*Task instructions*. Copy every entry exactly as given, minus the images.

*Given records*.
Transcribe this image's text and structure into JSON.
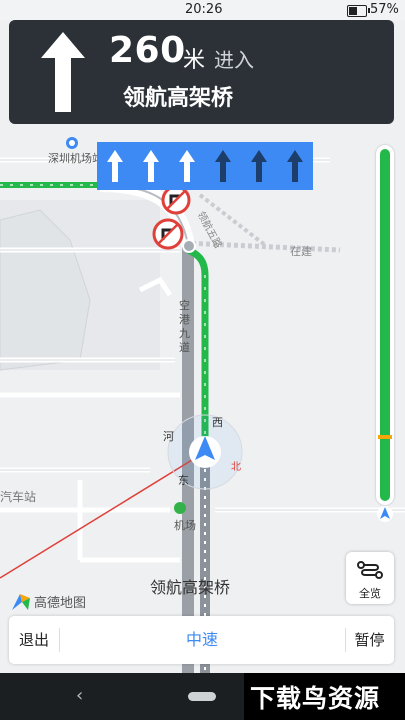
{
  "status_bar": {
    "time": "20:26",
    "battery": "57%",
    "battery_level": 0.57
  },
  "guidance": {
    "distance": "260",
    "unit": "米",
    "action": "进入",
    "road": "领航高架桥",
    "maneuver_icon": "straight-arrow-icon"
  },
  "lanes": [
    {
      "icon": "lane-straight-icon",
      "recommended": true
    },
    {
      "icon": "lane-straight-icon",
      "recommended": true
    },
    {
      "icon": "lane-straight-icon",
      "recommended": true
    },
    {
      "icon": "lane-straight-icon",
      "recommended": false
    },
    {
      "icon": "lane-straight-icon",
      "recommended": false
    },
    {
      "icon": "lane-straight-icon",
      "recommended": false
    }
  ],
  "map": {
    "labels": {
      "airport_station": "深圳机场站",
      "road_east": "领航五路",
      "under_construction": "在建",
      "kg_road": "空港九道",
      "west": "西",
      "river": "河",
      "bus_station": "汽车站",
      "airport": "机场",
      "east": "东",
      "north": "北",
      "road_bottom": "领航高架桥"
    }
  },
  "progress": {
    "remaining_fraction": 1.0,
    "colors": {
      "smooth": "#22b94a",
      "slow": "#f5a70a"
    }
  },
  "overview_button": {
    "label": "全览",
    "icon": "route-overview-icon"
  },
  "brand": {
    "name": "高德地图"
  },
  "bottom_bar": {
    "exit": "退出",
    "speed_mode": "中速",
    "pause": "暂停"
  },
  "watermark": "下载鸟资源",
  "colors": {
    "accent": "#3e8af5",
    "route": "#22b94a",
    "card": "#2c3138"
  }
}
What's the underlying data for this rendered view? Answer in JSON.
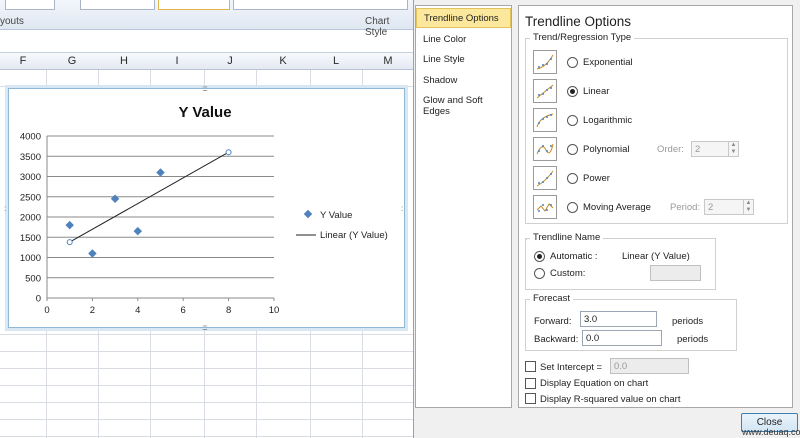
{
  "ribbon": {
    "group_left": "youts",
    "group_right": "Chart Style"
  },
  "columns": [
    "F",
    "G",
    "H",
    "I",
    "J",
    "K",
    "L",
    "M"
  ],
  "chart_data": {
    "type": "scatter",
    "title": "Y Value",
    "x_ticks": [
      "0",
      "2",
      "4",
      "6",
      "8",
      "10"
    ],
    "y_ticks": [
      "0",
      "500",
      "1000",
      "1500",
      "2000",
      "2500",
      "3000",
      "3500",
      "4000"
    ],
    "xlim": [
      0,
      10
    ],
    "ylim": [
      0,
      4000
    ],
    "series": [
      {
        "name": "Y Value",
        "x": [
          1,
          2,
          3,
          4,
          5
        ],
        "y": [
          1800,
          1100,
          2450,
          1650,
          3100
        ]
      }
    ],
    "trendline": {
      "name": "Linear (Y Value)",
      "x": [
        1,
        8
      ],
      "y": [
        1380,
        3600
      ]
    },
    "legend": "right",
    "grid": true
  },
  "nav": [
    "Trendline Options",
    "Line Color",
    "Line Style",
    "Shadow",
    "Glow and Soft Edges"
  ],
  "panel": {
    "title": "Trendline Options",
    "type_group": "Trend/Regression Type",
    "types": [
      {
        "label": "Exponential"
      },
      {
        "label": "Linear"
      },
      {
        "label": "Logarithmic"
      },
      {
        "label": "Polynomial"
      },
      {
        "label": "Power"
      },
      {
        "label": "Moving Average"
      }
    ],
    "order_label": "Order:",
    "order_value": "2",
    "period_label": "Period:",
    "period_value": "2",
    "name_group": "Trendline Name",
    "automatic_label": "Automatic :",
    "automatic_value": "Linear (Y Value)",
    "custom_label": "Custom:",
    "forecast_group": "Forecast",
    "forward_label": "Forward:",
    "forward_value": "3.0",
    "backward_label": "Backward:",
    "backward_value": "0.0",
    "periods_label": "periods",
    "intercept_label": "Set Intercept =",
    "intercept_value": "0.0",
    "eq_label": "Display Equation on chart",
    "r2_label": "Display R-squared value on chart",
    "close_label": "Close"
  },
  "watermark": "www.deuaq.com"
}
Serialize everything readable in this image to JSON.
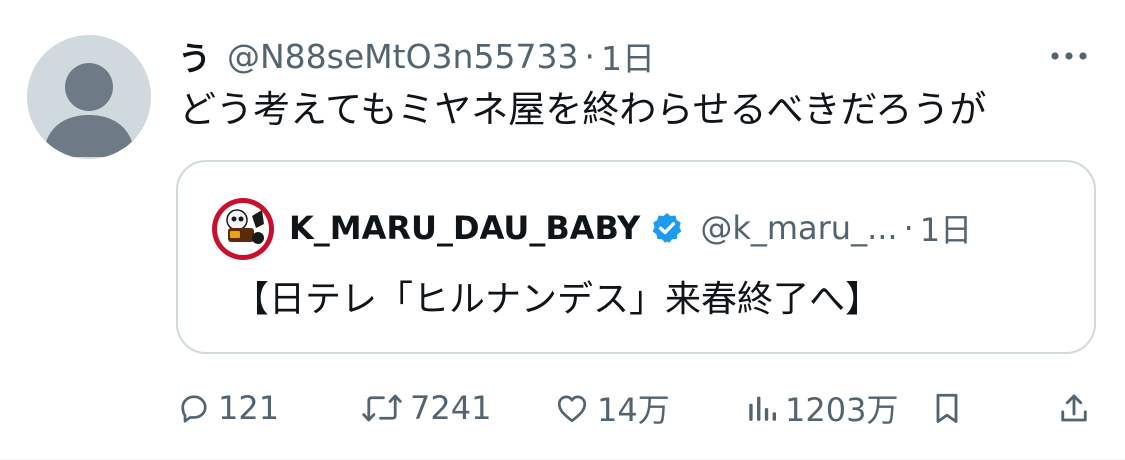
{
  "tweet": {
    "author_name": "う",
    "author_handle": "@N88seMtO3n55733",
    "separator": "·",
    "time": "1日",
    "text": "どう考えてもミヤネ屋を終わらせるべきだろうが",
    "more_icon": "more-horizontal-icon"
  },
  "quote": {
    "author_name": "K_MARU_DAU_BABY",
    "verified_icon": "verified-badge-icon",
    "author_handle": "@k_maru_...",
    "separator": "·",
    "time": "1日",
    "text": "【日テレ「ヒルナンデス」来春終了へ】"
  },
  "actions": {
    "reply_count": "121",
    "retweet_count": "7241",
    "like_count": "14万",
    "views_count": "1203万",
    "reply_icon": "reply-icon",
    "retweet_icon": "retweet-icon",
    "like_icon": "heart-icon",
    "views_icon": "views-icon",
    "bookmark_icon": "bookmark-icon",
    "share_icon": "share-icon"
  },
  "colors": {
    "primary_text": "#0f1419",
    "secondary_text": "#536471",
    "border": "#cfd9de",
    "avatar_bg": "#cfd9de",
    "verified_blue": "#1d9bf0"
  }
}
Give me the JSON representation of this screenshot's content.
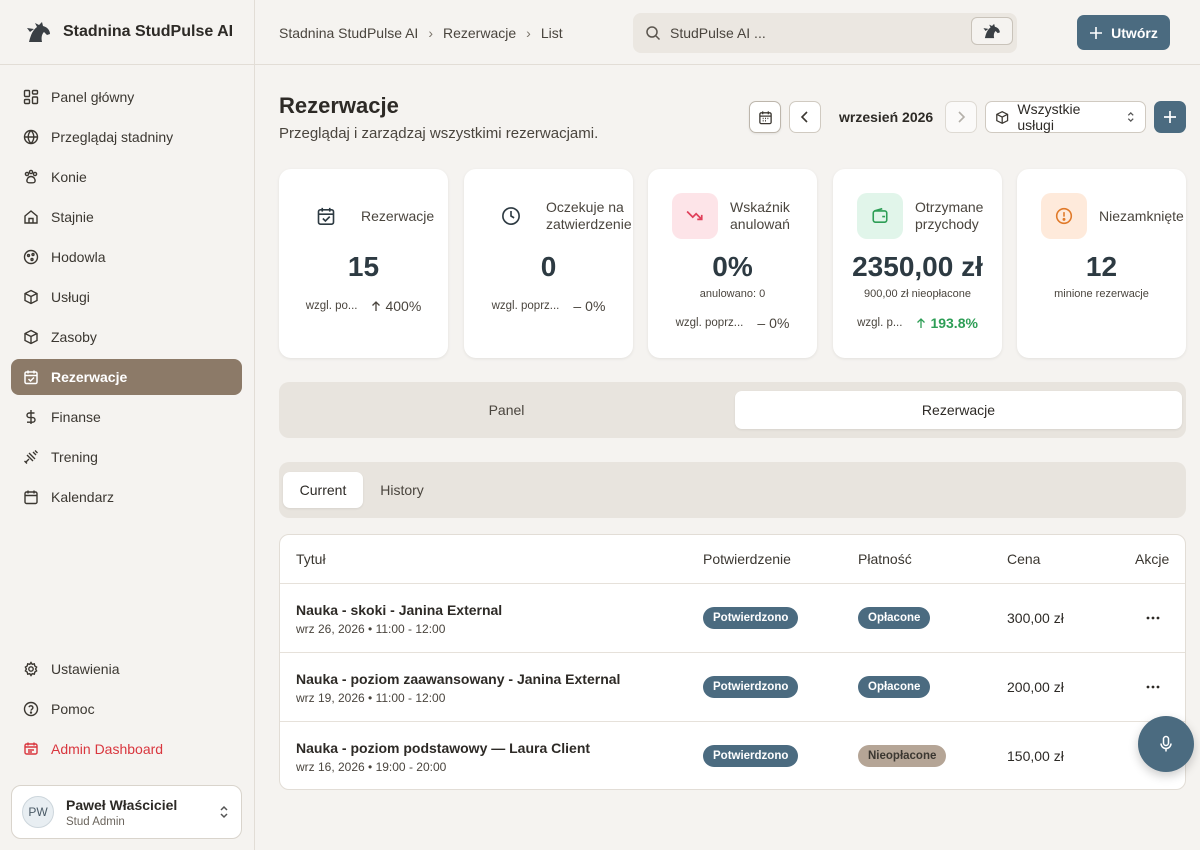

*The completed task*.
Transcribe this image's text and structure into JSON.
{
  "status_bar": {
    "time": "20:26",
    "battery": "57%",
    "battery_level": 0.57
  },
  "guidance": {
    "distance": "260",
    "unit": "米",
    "action": "进入",
    "road": "领航高架桥",
    "maneuver_icon": "straight-arrow-icon"
  },
  "lanes": [
    {
      "icon": "lane-straight-icon",
      "recommended": true
    },
    {
      "icon": "lane-straight-icon",
      "recommended": true
    },
    {
      "icon": "lane-straight-icon",
      "recommended": true
    },
    {
      "icon": "lane-straight-icon",
      "recommended": false
    },
    {
      "icon": "lane-straight-icon",
      "recommended": false
    },
    {
      "icon": "lane-straight-icon",
      "recommended": false
    }
  ],
  "map": {
    "labels": {
      "airport_station": "深圳机场站",
      "road_east": "领航五路",
      "under_construction": "在建",
      "kg_road": "空港九道",
      "west": "西",
      "river": "河",
      "bus_station": "汽车站",
      "airport": "机场",
      "east": "东",
      "north": "北",
      "road_bottom": "领航高架桥"
    }
  },
  "progress": {
    "remaining_fraction": 1.0,
    "colors": {
      "smooth": "#22b94a",
      "slow": "#f5a70a"
    }
  },
  "overview_button": {
    "label": "全览",
    "icon": "route-overview-icon"
  },
  "brand": {
    "name": "高德地图"
  },
  "bottom_bar": {
    "exit": "退出",
    "speed_mode": "中速",
    "pause": "暂停"
  },
  "watermark": "下载鸟资源",
  "colors": {
    "accent": "#3e8af5",
    "route": "#22b94a",
    "card": "#2c3138"
  }
}
What's the underlying data for this rendered view? Answer in JSON.
{
  "ribbon": {
    "group_left": "youts",
    "group_right": "Chart Style"
  },
  "columns": [
    "F",
    "G",
    "H",
    "I",
    "J",
    "K",
    "L",
    "M"
  ],
  "chart_data": {
    "type": "scatter",
    "title": "Y Value",
    "x_ticks": [
      "0",
      "2",
      "4",
      "6",
      "8",
      "10"
    ],
    "y_ticks": [
      "0",
      "500",
      "1000",
      "1500",
      "2000",
      "2500",
      "3000",
      "3500",
      "4000"
    ],
    "xlim": [
      0,
      10
    ],
    "ylim": [
      0,
      4000
    ],
    "series": [
      {
        "name": "Y Value",
        "x": [
          1,
          2,
          3,
          4,
          5
        ],
        "y": [
          1800,
          1100,
          2450,
          1650,
          3100
        ]
      }
    ],
    "trendline": {
      "name": "Linear (Y Value)",
      "x": [
        1,
        8
      ],
      "y": [
        1380,
        3600
      ]
    },
    "legend": "right",
    "grid": true
  },
  "nav": [
    "Trendline Options",
    "Line Color",
    "Line Style",
    "Shadow",
    "Glow and Soft Edges"
  ],
  "panel": {
    "title": "Trendline Options",
    "type_group": "Trend/Regression Type",
    "types": [
      {
        "label": "Exponential"
      },
      {
        "label": "Linear"
      },
      {
        "label": "Logarithmic"
      },
      {
        "label": "Polynomial"
      },
      {
        "label": "Power"
      },
      {
        "label": "Moving Average"
      }
    ],
    "order_label": "Order:",
    "order_value": "2",
    "period_label": "Period:",
    "period_value": "2",
    "name_group": "Trendline Name",
    "automatic_label": "Automatic :",
    "automatic_value": "Linear (Y Value)",
    "custom_label": "Custom:",
    "forecast_group": "Forecast",
    "forward_label": "Forward:",
    "forward_value": "3.0",
    "backward_label": "Backward:",
    "backward_value": "0.0",
    "periods_label": "periods",
    "intercept_label": "Set Intercept =",
    "intercept_value": "0.0",
    "eq_label": "Display Equation on chart",
    "r2_label": "Display R-squared value on chart",
    "close_label": "Close"
  },
  "watermark": "www.deuaq.com"
}
Serialize everything readable in this image to JSON.
{
  "tweet": {
    "author_name": "う",
    "author_handle": "@N88seMtO3n55733",
    "separator": "·",
    "time": "1日",
    "text": "どう考えてもミヤネ屋を終わらせるべきだろうが",
    "more_icon": "more-horizontal-icon"
  },
  "quote": {
    "author_name": "K_MARU_DAU_BABY",
    "verified_icon": "verified-badge-icon",
    "author_handle": "@k_maru_...",
    "separator": "·",
    "time": "1日",
    "text": "【日テレ「ヒルナンデス」来春終了へ】"
  },
  "actions": {
    "reply_count": "121",
    "retweet_count": "7241",
    "like_count": "14万",
    "views_count": "1203万",
    "reply_icon": "reply-icon",
    "retweet_icon": "retweet-icon",
    "like_icon": "heart-icon",
    "views_icon": "views-icon",
    "bookmark_icon": "bookmark-icon",
    "share_icon": "share-icon"
  },
  "colors": {
    "primary_text": "#0f1419",
    "secondary_text": "#536471",
    "border": "#cfd9de",
    "avatar_bg": "#cfd9de",
    "verified_blue": "#1d9bf0"
  }
}
Give me the JSON representation of this screenshot's content.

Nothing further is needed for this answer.